The cash flows from the project can be summarized as follows:

- The initial investment in the equipment is 120,000 at the start of year 1.
- As before, the depreciation on the equipment is 120,000/4 = 30,000 a year, which gives a tax saving of 30,000 x 20% = 6,000 a year for 4 years.
- The annual net operating income from the project is 90,000 – 50,000 = 40,000. The tax on the income is 40,000 x 20% = 8,000, giving an after tax net cash flow each year of 32,000 for 4 years.
- The one off maintenance cost after 2 years is 8,000, after allowing for tax of 8,000 x 20% = 1,600, the cash flow is 6,400.
- The equipment is sold after 4 years for 25,000, after tax of 25,000 x 20% = 5,000, the lump sum cash flow from the sale is 20,000.

The cash flow diagram for the project is as follows:

Dealing with each cash flow in turn, the net present value of the project is calculated as follows:

**Preset Value of the Tax Savings due to Depreciation**

The present value of the tax saving due to the tax allowance based on depreciation is given by the present value of an annuity formula as follows

PV = Pmt x (1 - 1 / (1 + i)^{n}) / i PV = 6000 x (1 - 1 / (1 + 5%)^{4}) / 5% PV = 21,276

**Preset Value of the Net Income from the Project**

The present value of the net operating cash flow is also given by the present value of an annuity formula as follows

PV = Pmt x (1 - 1 / (1 + i)^{n}) / i PV = 32,000 x (1 - 1 / (1 + 5%)^{3}) / 5% PV = 113,470

**Preset Value of the Maintenance Cost**

The present value of the one off maintenance cost is given by the present value of a lump sum formula as follows:

PV = FV / (1 + i)^{n}PV = 6,400 / (1 + 5%)^{2}PV = 5,805

**Preset Value of the Salvage Value**

The present value of the salvage value of the equipment is also given by the present value of a lump sum formula as follows:

PV = FV / (1 + i)^{n}PV = 20,000 / (1 + 5%)^{4}PV = 16,454

**NPV of the Investment**

Finally, the NPV of the investment in the project is the sum of the present values of each cash flow as calculated above.

NPV = -120,000 + 21,276 + 113,470 - 5,805 + 16,454 NPV = 25,395

The positive NPV means that the investment in the project should be undertaken.

## About the Author
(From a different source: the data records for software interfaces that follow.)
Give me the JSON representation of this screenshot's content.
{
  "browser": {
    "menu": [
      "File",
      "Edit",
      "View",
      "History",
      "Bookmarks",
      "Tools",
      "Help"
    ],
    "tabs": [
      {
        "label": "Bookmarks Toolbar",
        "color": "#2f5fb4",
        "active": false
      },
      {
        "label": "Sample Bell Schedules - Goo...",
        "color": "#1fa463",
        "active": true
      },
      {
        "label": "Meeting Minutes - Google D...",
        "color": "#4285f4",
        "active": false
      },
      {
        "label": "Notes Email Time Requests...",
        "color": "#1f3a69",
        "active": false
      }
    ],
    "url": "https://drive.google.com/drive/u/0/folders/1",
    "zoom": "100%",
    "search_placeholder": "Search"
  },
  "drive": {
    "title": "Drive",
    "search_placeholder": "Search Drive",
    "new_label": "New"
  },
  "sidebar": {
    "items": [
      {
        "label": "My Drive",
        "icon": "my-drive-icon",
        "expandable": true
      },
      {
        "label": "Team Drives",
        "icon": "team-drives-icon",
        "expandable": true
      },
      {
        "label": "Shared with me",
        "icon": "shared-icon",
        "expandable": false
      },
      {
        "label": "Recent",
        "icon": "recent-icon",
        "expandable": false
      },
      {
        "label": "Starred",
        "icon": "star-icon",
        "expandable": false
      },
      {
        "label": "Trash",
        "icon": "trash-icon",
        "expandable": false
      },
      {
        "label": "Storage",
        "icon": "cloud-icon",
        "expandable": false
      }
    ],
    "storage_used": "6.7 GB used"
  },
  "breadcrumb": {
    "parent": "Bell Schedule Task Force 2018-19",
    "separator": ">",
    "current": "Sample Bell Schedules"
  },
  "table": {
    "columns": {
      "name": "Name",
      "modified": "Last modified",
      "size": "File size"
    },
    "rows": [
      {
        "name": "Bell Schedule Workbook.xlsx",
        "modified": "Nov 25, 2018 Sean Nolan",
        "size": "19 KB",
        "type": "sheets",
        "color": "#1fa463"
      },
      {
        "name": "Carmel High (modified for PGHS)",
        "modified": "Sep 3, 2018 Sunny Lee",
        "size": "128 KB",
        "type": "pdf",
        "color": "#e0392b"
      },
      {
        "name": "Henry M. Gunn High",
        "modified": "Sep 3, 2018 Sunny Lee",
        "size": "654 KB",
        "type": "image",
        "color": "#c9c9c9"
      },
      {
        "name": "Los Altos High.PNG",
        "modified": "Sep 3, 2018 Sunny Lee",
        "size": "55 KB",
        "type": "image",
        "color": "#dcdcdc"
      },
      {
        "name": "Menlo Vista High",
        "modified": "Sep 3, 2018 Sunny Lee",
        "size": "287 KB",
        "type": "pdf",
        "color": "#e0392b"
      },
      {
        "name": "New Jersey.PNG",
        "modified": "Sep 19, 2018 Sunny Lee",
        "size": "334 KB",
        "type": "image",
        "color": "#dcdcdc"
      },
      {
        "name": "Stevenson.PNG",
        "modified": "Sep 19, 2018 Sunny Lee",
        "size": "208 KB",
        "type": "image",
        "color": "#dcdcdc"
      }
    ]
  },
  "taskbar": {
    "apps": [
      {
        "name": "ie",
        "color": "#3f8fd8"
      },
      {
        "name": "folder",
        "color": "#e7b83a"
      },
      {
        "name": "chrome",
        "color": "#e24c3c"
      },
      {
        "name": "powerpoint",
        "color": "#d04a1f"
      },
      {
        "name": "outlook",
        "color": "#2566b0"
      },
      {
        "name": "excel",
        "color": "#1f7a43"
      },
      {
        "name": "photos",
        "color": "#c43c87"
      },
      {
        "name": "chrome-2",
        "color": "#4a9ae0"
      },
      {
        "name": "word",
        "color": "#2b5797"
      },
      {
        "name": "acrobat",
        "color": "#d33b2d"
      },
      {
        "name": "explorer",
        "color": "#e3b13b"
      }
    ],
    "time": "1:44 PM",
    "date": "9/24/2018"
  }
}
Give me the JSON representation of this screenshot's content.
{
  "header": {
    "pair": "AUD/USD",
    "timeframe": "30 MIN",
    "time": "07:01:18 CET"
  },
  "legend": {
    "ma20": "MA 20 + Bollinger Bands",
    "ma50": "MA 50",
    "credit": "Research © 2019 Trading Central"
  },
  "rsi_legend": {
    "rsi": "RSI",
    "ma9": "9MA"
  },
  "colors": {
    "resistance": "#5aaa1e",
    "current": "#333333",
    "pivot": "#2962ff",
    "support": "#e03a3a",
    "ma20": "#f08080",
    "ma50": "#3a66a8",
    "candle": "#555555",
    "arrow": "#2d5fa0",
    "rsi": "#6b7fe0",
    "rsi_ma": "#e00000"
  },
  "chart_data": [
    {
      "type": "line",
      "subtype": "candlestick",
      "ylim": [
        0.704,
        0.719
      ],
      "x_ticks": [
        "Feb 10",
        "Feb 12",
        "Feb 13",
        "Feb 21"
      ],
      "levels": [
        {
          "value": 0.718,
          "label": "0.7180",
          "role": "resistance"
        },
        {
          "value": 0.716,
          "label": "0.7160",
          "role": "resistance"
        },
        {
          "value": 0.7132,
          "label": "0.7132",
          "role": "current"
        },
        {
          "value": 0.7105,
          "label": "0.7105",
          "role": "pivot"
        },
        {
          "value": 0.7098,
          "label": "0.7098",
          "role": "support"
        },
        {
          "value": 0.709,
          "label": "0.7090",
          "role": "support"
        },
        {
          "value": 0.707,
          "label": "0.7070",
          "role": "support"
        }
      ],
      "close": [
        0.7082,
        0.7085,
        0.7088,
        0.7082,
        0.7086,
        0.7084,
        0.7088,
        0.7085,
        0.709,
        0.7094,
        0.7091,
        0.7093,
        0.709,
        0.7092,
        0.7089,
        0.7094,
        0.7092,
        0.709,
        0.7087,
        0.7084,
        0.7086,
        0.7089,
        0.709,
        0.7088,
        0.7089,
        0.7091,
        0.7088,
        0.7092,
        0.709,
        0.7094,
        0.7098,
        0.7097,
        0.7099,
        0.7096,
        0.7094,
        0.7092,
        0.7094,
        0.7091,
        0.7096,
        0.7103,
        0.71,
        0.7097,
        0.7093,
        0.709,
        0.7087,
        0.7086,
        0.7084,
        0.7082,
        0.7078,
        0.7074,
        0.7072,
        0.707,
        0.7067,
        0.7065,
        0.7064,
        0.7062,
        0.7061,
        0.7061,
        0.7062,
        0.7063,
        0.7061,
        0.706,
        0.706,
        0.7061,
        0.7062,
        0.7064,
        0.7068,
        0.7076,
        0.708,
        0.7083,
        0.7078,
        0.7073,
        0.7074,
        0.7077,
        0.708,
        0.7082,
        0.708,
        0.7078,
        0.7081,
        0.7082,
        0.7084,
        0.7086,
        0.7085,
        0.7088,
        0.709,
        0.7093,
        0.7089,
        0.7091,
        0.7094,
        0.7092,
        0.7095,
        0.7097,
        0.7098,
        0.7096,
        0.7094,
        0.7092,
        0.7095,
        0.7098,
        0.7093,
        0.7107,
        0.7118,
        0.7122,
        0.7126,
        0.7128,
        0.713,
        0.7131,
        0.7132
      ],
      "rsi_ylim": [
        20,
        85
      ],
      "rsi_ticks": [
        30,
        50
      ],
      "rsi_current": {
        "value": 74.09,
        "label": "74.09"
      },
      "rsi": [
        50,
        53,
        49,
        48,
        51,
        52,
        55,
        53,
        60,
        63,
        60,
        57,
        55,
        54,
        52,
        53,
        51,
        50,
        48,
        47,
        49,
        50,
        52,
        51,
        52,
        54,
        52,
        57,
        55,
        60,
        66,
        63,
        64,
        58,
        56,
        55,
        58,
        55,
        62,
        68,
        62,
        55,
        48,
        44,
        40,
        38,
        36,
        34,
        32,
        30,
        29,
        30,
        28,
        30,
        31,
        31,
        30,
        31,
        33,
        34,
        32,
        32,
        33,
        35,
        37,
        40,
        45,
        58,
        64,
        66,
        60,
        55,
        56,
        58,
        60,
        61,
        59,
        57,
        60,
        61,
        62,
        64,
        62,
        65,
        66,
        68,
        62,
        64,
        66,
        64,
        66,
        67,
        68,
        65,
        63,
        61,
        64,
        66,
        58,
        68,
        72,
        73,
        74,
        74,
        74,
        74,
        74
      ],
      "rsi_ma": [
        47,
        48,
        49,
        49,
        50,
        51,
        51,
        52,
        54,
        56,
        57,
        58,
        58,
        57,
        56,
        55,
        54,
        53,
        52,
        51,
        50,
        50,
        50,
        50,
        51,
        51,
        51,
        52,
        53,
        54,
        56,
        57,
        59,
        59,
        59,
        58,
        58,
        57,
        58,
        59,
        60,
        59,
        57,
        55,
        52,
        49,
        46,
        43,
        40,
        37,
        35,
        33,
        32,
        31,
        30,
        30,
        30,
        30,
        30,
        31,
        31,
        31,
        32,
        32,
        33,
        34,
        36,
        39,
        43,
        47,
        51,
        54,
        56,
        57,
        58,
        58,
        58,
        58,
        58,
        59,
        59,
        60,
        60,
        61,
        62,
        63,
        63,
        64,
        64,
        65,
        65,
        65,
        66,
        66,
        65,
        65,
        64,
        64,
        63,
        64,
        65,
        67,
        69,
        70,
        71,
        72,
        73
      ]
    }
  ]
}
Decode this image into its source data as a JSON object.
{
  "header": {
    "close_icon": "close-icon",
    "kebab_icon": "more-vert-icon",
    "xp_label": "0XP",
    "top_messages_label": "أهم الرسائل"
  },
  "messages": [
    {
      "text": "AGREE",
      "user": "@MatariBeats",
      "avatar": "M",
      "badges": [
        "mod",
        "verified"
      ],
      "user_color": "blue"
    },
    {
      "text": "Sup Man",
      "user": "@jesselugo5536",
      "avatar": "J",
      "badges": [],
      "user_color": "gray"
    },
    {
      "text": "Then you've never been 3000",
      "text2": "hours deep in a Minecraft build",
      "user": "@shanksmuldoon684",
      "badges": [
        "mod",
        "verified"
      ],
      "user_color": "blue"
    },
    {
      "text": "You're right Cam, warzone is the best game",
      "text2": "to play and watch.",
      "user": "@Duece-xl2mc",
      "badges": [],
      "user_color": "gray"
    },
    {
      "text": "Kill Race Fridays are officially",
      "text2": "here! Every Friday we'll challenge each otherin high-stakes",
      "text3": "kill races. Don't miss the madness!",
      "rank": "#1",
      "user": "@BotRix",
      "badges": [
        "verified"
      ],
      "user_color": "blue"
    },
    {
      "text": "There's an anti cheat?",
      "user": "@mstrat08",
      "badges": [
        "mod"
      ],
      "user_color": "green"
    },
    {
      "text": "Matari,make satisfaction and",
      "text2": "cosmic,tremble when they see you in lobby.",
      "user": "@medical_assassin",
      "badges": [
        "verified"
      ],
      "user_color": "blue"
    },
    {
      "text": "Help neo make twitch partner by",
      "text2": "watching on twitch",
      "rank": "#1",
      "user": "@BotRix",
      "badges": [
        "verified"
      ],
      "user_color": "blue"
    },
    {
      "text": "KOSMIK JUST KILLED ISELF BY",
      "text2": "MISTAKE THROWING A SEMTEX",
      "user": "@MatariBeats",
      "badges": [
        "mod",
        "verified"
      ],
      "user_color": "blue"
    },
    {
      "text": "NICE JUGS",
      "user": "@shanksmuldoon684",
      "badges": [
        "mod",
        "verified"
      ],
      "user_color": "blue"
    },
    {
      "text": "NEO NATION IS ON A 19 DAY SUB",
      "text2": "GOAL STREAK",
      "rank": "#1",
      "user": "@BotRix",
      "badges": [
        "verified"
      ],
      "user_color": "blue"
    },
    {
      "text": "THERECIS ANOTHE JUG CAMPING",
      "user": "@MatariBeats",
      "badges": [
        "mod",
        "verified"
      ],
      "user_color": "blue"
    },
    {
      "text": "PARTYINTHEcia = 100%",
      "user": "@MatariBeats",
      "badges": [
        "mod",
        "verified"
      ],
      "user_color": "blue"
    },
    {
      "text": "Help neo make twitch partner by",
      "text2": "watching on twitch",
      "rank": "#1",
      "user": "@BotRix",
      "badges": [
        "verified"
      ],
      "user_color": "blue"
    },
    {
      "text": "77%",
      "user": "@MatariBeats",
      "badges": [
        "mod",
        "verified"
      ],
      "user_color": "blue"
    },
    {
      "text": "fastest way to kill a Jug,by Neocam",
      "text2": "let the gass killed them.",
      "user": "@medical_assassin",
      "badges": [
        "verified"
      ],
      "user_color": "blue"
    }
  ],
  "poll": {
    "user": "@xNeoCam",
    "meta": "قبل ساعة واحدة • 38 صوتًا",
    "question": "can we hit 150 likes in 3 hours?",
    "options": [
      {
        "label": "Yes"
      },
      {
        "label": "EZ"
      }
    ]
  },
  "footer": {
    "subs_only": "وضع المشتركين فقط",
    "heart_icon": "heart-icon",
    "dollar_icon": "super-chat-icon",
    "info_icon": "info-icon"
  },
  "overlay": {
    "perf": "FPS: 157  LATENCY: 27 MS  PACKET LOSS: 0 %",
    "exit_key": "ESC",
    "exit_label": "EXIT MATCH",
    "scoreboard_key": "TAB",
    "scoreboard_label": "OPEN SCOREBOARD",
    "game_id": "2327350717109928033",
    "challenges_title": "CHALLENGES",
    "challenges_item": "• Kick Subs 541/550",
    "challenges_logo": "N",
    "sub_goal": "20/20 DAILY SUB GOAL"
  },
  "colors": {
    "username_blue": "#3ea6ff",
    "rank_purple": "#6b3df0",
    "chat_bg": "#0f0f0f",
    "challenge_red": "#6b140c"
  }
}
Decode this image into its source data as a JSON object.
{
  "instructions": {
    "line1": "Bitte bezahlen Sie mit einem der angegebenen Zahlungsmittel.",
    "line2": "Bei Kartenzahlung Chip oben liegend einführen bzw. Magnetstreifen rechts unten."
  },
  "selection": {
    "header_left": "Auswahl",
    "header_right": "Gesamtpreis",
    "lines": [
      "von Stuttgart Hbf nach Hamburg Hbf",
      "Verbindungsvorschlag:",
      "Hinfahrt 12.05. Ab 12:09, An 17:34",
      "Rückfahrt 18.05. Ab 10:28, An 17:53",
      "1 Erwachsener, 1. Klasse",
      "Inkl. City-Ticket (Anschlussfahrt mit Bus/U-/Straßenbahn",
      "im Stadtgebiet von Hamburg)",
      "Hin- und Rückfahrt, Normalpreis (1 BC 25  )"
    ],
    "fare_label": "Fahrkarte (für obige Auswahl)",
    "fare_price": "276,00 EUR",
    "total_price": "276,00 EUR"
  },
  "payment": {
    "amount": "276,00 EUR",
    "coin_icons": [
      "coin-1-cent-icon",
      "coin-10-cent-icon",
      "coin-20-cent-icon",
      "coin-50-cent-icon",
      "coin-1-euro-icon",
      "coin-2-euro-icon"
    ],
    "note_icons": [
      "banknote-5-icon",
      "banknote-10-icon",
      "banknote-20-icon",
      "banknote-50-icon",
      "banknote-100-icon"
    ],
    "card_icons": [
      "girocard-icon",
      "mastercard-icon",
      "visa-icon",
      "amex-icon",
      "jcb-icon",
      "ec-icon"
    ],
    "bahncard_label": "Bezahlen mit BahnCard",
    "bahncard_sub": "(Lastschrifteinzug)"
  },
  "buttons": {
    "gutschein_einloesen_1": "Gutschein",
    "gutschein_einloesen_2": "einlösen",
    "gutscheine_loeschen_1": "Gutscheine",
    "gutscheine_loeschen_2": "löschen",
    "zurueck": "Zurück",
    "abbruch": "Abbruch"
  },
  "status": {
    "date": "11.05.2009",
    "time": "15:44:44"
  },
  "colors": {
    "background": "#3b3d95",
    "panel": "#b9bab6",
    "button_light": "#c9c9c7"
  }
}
Chartered accountant Michael Brown is the founder and CEO of Double Entry Bookkeeping. He has worked as an accountant and consultant for more than 25 years and has built financial models for all types of industries. He has been the CFO or controller of both small and medium sized companies and has run small businesses of his own. He has been a manager and an auditor with Deloitte, a big 4 accountancy firm, and holds a degree from Loughborough University.